### YOUR TASK
Report back each line of the records that contains the string "root".

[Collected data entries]
----------
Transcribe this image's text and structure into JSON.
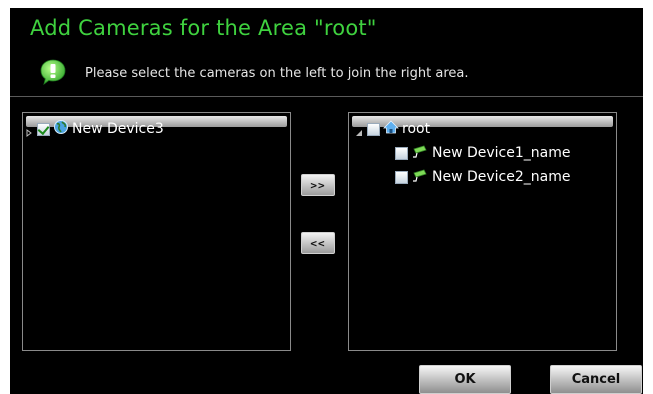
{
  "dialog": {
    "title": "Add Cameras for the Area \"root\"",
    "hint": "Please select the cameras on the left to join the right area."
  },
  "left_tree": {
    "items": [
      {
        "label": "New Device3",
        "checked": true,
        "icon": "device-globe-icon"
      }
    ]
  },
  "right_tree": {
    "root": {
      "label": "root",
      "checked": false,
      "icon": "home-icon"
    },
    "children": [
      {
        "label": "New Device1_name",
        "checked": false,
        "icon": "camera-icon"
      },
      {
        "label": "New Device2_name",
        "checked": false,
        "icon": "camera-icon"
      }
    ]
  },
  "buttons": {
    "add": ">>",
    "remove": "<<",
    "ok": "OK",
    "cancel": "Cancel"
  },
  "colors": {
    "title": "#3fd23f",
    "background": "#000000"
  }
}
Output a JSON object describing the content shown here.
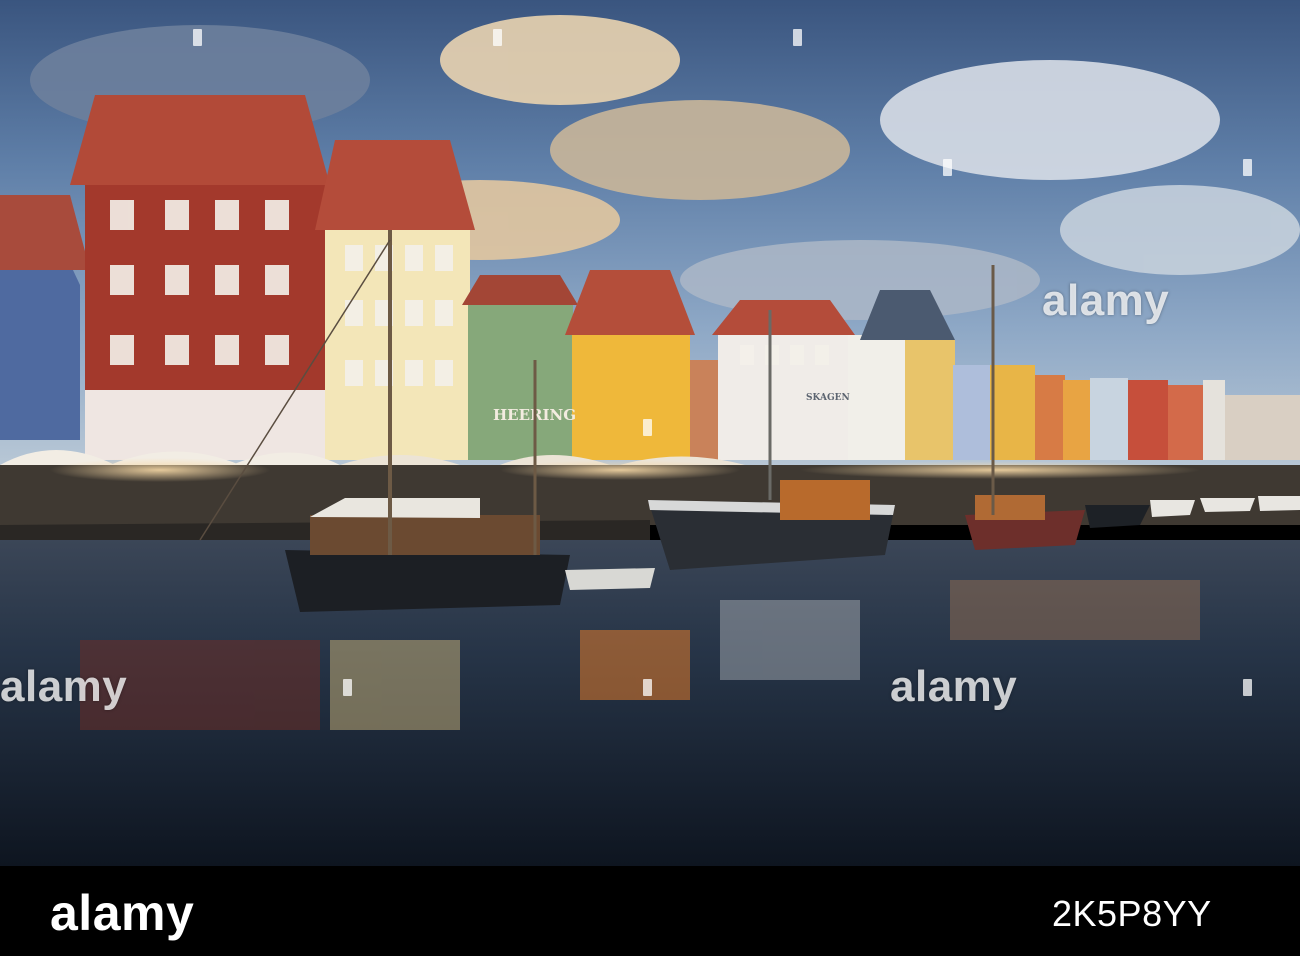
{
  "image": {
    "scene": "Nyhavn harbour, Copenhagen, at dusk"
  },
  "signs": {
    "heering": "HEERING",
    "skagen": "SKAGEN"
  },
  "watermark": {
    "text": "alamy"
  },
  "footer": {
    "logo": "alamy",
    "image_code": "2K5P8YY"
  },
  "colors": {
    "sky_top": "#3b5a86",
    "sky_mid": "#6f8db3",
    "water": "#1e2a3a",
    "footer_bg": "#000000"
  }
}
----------
### YOUR SOLUTION
    "title": "Add Cameras for the Area \"root\"",
    "root": {
      "label": "root",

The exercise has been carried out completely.